PROBLEM DETAILS. Pick out the lines in the listing below that contain the word "Start" and copy them.

DATASET RECORDS.
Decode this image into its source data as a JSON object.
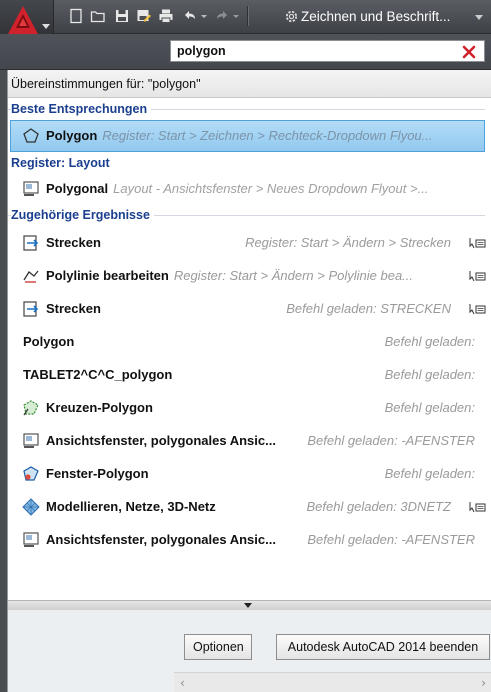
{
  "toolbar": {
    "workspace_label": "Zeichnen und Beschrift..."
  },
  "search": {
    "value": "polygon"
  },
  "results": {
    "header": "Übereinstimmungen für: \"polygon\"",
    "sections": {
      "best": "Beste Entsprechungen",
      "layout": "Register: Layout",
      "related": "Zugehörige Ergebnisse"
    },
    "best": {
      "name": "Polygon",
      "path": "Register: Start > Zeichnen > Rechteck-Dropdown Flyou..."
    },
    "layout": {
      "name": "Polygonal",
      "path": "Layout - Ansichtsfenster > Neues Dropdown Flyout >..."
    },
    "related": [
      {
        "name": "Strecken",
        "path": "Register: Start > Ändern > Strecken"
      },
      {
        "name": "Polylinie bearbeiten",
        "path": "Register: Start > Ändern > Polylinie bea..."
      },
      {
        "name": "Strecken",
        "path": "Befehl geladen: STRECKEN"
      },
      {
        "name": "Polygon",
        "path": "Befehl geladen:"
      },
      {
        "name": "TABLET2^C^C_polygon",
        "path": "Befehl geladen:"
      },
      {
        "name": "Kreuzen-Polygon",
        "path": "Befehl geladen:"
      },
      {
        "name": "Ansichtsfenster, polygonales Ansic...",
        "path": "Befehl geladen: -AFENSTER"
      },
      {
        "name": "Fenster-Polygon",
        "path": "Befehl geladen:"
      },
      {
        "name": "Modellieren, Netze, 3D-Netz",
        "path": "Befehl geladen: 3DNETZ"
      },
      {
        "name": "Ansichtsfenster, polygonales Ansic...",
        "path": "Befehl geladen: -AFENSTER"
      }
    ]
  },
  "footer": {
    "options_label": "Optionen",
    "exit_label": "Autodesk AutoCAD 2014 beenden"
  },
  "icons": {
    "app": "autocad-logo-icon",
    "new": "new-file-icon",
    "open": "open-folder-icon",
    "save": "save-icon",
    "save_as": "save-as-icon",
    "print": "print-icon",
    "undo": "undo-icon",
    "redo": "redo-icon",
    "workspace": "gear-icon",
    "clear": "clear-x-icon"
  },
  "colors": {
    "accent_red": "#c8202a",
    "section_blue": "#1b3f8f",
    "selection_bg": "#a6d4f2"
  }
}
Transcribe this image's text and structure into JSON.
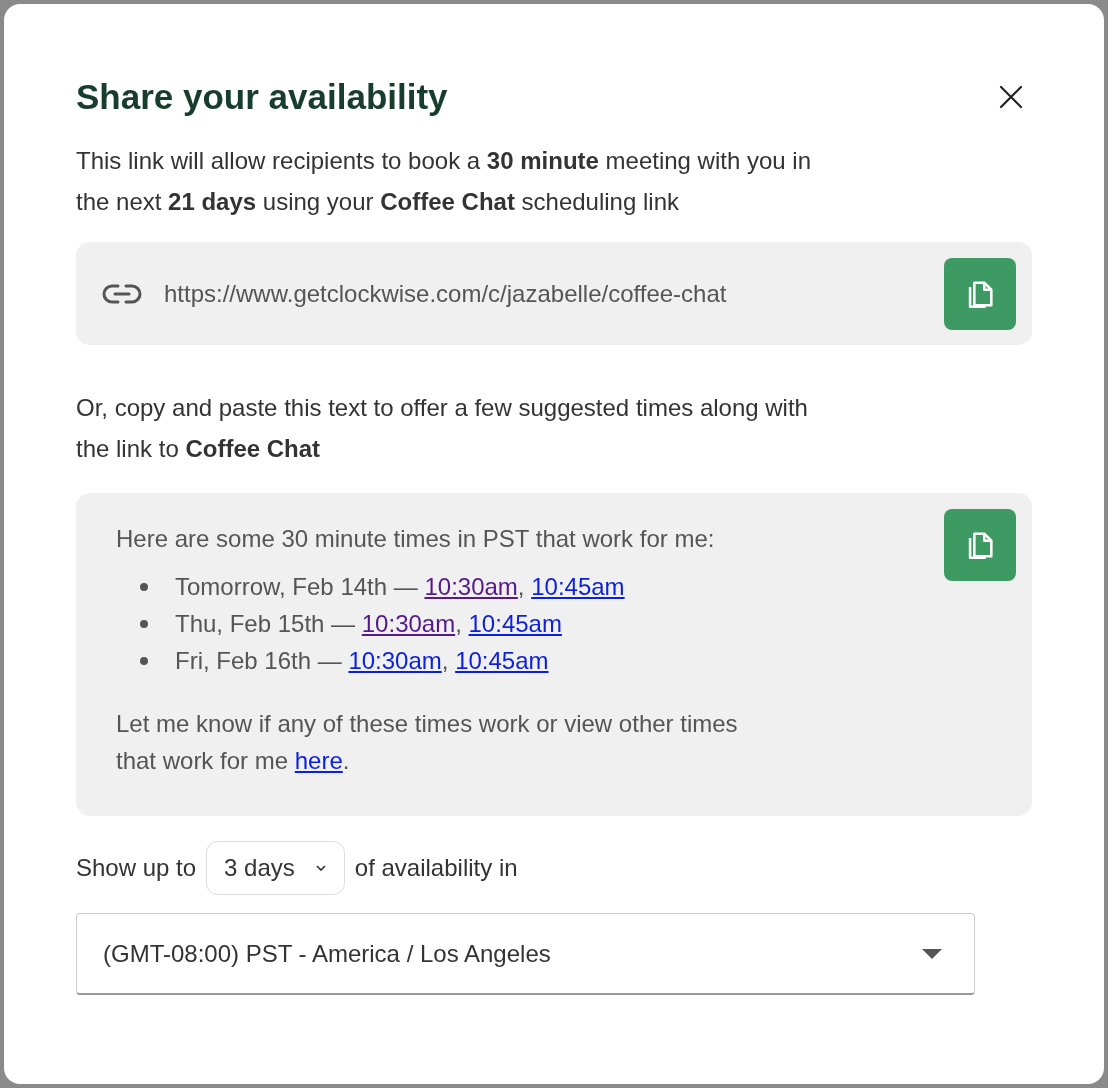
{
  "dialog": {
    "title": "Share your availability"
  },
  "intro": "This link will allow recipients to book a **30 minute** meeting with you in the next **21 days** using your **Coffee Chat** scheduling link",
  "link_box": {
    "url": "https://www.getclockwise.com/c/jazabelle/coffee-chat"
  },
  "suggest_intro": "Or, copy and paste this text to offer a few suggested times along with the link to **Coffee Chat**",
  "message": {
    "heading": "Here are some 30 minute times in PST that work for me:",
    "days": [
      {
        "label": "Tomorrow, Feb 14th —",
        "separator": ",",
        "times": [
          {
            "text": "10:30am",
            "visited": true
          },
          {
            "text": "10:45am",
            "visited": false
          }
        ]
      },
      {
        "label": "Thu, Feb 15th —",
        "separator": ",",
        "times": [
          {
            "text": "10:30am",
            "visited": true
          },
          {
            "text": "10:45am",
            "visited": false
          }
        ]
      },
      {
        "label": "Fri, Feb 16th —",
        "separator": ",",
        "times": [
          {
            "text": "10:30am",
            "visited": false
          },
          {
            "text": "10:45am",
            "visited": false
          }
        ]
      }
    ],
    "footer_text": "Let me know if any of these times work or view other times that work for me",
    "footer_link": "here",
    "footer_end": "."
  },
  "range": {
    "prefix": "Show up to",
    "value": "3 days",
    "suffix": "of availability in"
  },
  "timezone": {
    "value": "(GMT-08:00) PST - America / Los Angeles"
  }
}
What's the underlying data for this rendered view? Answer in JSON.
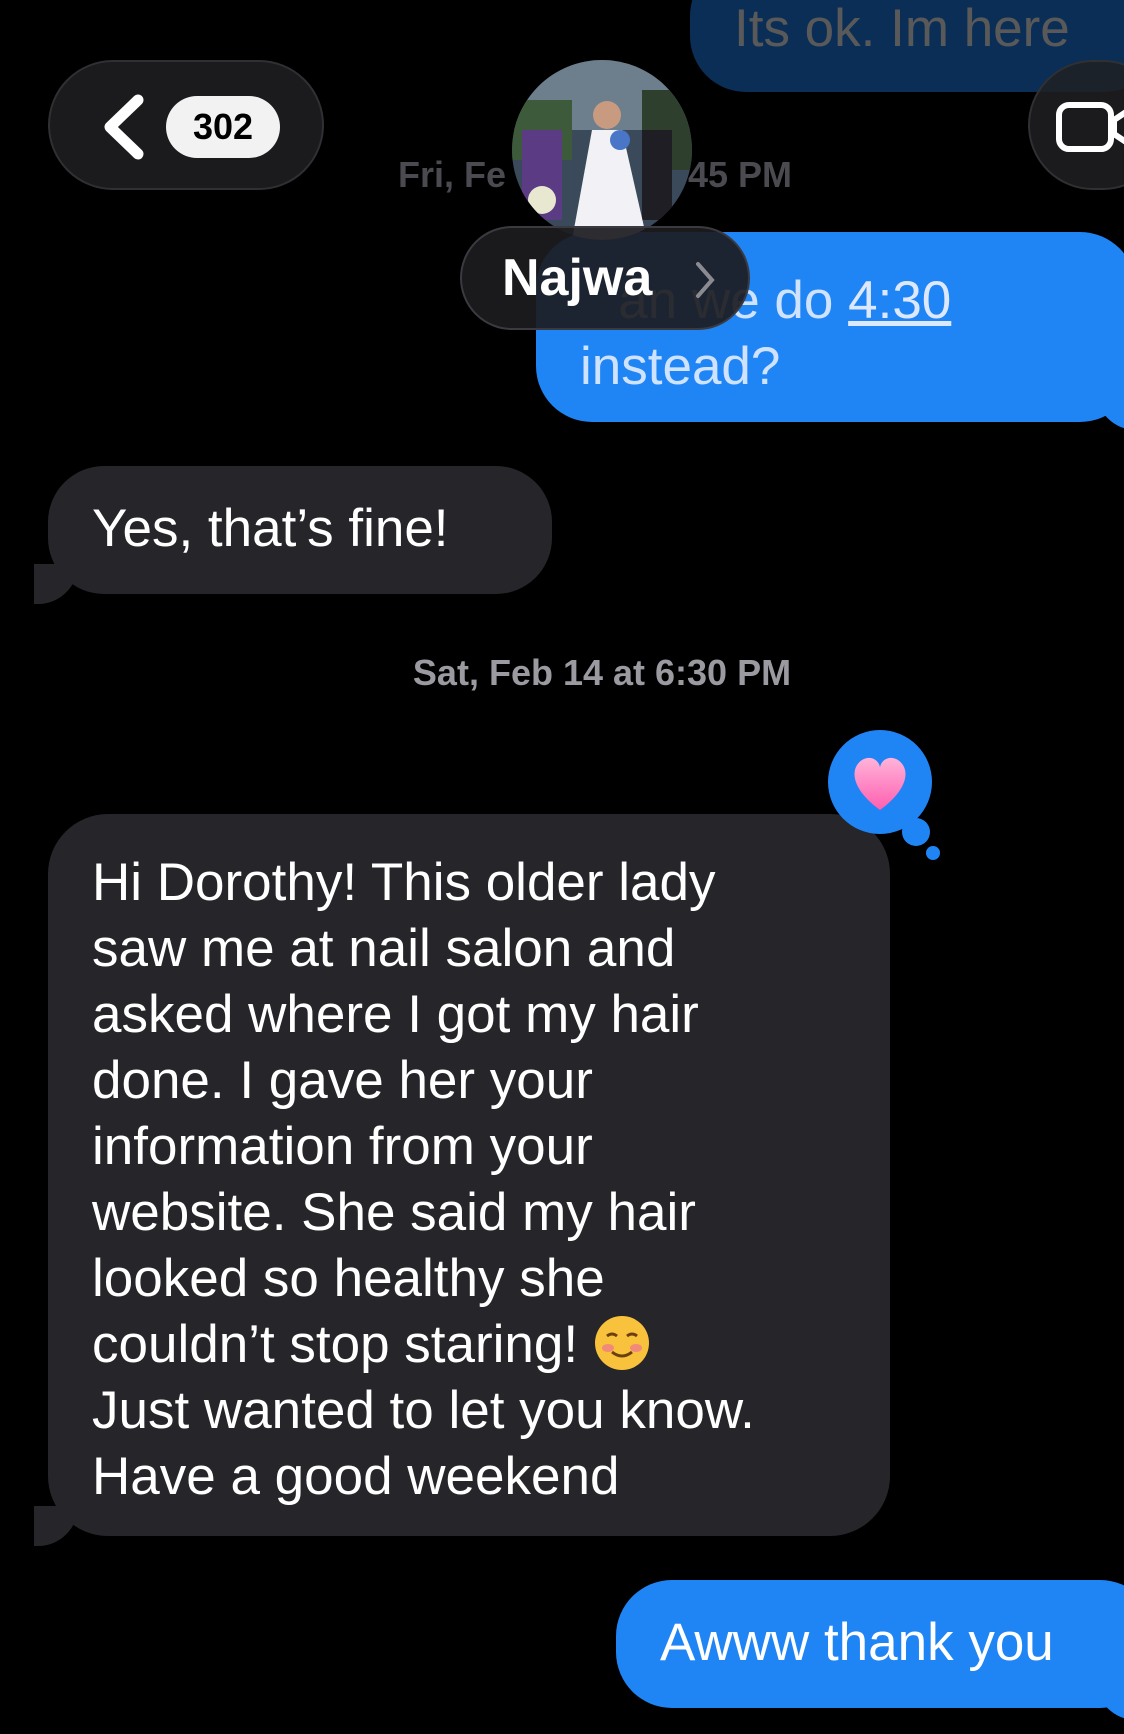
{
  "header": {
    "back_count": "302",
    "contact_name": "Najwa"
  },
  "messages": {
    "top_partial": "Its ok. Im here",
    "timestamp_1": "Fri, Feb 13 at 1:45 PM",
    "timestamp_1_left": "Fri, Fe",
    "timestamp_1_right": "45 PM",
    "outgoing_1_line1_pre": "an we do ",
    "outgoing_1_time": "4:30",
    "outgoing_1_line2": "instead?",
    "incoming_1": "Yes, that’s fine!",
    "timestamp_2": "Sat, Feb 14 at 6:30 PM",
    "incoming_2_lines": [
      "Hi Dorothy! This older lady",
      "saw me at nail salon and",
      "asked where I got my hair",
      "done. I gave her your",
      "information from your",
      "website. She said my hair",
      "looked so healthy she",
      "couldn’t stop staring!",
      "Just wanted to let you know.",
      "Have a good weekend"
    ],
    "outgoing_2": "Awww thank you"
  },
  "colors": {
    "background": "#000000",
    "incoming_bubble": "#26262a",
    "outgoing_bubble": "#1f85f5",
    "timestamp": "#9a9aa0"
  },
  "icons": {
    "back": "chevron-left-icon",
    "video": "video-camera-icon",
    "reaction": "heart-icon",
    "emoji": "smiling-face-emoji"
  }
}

OUTPUT.
      "path": "Register: Start > Zeichnen > Rechteck-Dropdown Flyou..."
        "path": "Register: Start > Ändern > Strecken"
        "path": "Register: Start > Ändern > Polylinie bea..."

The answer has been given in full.